Examine Your Image
This page introduces how to examine your image, that is, to obtain the coordinates of the image center, the field of view, etc., to list up candidates of new stars, to measure the coordinates and magnitude of all stars, and so on.
Here is the sample FITS image used in this page. Please download it.
This is the image of an asteroid 2000 NM.
Examining your image using the PIXY System 2 brings you the following profits.
Here are the steps to examine your image using the PIXY System 2.
Let's follow the steps in detail.
First of all, run the PIXY System 2 and select Image Examination in the main menu window.
Then a new virtual desktop appears.
First, open the image to examine. Select the [Operations] - [Open Image] menu and open the sample image you downloaded. You can drug the file from Explorer and drop it on the virtual desktop.
Then select the [Operations] - [Detect Stars] menu and wait for some seconds, while the PIXY System 2 is detecting stars from the image. When the process completes, a Detected Stars window appears where detected stars are plotted.
Then select the [Operations] - [Matching] menu, and a dialog appears to set up a star catalog used in examination. In case of the sample image, select USNO-A1.0 or USNO-A2.0 as a star catalog, and input 18h09m40s, -06o17' for the R.A. and Decl., and 0.3 x 0.2 deg for the field of view.
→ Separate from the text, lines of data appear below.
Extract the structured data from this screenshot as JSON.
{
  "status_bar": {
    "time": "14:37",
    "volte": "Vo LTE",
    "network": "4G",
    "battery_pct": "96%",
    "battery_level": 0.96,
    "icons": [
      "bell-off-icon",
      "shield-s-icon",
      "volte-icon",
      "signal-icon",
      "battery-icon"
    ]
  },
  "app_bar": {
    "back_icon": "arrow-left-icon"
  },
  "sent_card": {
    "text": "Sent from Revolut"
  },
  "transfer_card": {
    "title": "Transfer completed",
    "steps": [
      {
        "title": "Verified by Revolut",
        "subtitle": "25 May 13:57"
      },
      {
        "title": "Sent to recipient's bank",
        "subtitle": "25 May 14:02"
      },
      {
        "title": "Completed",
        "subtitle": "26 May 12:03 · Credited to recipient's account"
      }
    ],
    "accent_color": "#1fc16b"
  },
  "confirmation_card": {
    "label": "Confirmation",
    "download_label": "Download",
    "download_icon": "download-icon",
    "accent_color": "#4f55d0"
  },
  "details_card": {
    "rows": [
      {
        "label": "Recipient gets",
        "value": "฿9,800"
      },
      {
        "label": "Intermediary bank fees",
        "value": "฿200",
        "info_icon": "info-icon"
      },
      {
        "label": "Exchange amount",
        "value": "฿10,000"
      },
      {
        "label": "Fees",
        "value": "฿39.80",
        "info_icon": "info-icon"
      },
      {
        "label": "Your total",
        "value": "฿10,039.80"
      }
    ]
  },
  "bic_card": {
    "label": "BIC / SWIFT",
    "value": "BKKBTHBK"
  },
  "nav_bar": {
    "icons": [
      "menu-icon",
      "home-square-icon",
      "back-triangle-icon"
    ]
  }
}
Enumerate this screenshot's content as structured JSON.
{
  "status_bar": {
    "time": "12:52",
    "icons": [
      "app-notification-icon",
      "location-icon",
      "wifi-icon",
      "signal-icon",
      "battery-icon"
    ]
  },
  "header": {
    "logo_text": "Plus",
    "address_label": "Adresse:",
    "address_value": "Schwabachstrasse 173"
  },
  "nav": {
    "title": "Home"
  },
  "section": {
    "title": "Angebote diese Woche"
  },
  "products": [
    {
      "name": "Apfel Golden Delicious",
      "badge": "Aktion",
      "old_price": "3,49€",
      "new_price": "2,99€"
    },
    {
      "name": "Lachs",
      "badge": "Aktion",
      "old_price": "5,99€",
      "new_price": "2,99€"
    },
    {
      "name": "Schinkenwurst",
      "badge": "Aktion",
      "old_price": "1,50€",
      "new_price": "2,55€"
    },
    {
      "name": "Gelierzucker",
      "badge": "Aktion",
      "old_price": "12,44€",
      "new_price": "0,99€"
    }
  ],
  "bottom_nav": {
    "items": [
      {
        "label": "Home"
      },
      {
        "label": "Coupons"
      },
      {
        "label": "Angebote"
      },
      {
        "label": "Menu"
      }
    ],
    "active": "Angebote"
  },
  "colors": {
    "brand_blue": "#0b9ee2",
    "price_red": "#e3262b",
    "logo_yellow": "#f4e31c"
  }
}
Now wait for some seconds, while the PIXY System 2 is reading data from the star catalog and matching them with the detected stars. When the process completes, a USNO-A2.0 window appears where the data read from the star catalog are plotted. By the way, only a few stars are plotted on the USNO-A2.0 window at this time.
Then select the [Operations] - [Make Pairs] menu and wait for some seconds, while the PIXY System 2 is measuring coordinates and magnitude of all stars, listing up stars not recorded in the star catalog, and working on some more tasks. When the process completes, stars plotted on the Detected Stars and the USNO-A2.0 windows are painted green and red. Now proper number of stars are plotted on both windows.
A red star represents a detected star not recorded in the star catalog, or a catalog data not detected from the image. In case of the sample image, there are three bright stars not recorded in the star catalog, two are below of the image center and one is above of the image center.
Click these three stars by mouse and a message box appears and shows the following data.
Those kinds of stars are probably a comet, an asteroid, a variable star, or maybe a new object.
In order to look up comets, asteroids, variable stars, clusters and nebulae in the image field, operate the identification. Here let's look up comets and asteroids using the Minor Planet Checker.
Select the [Analysis] - [Identify] menu, and a dialog appears to select a catalog to identify with. Here select the Minor Planet Checker and push the OK button. Then a dialog appears to input the date and time. In case of the sample image, please input the date and time as 2000 July 3, 14:36:17 (UT). After that, the system automatically searches using the Minor Planet Checker. When the identification process completes, a message will appear.
Now let's see the identification result on the chart. Select the [Analysis] - [Identification Overview Chart] menu, and a chart window appears, where all of the detected stars, the catalog data (in the USNO-A2.0 catalog), and the identified comets and asteroids are plotted.
Based on the chart, one of the two red stars below of the center seems to be identified with an asteroid. Click the identified star and you can see it is an asteroid 2000 NM. Due to the precise calculation, the right one of the two stars is revealed to be 2000 NM.
Identification with variable stars, clusters and nebulae are also available, not only with comets and asteroids. However, no variable stars, clusters and nebulae exist in the sample image field.
No known asteroids and variable stars are found at the position of the rest two red stars. They may be unknown variable stars. But another image of this field is required to confirm it.
Information on the image is output to the Log Window, such as the R.A. and Decl. of the image center, field of view, rotation angle, limiting magnitude, astrometric errors, number of stars, and so one. In case of the sample image, the information is as follows.
You had better save the examination result in the XML file. Then you can review the result, to see the data or to operate identification, wnenever you select the Review in the main menu window and open the XML file.
Examination result of the sample image: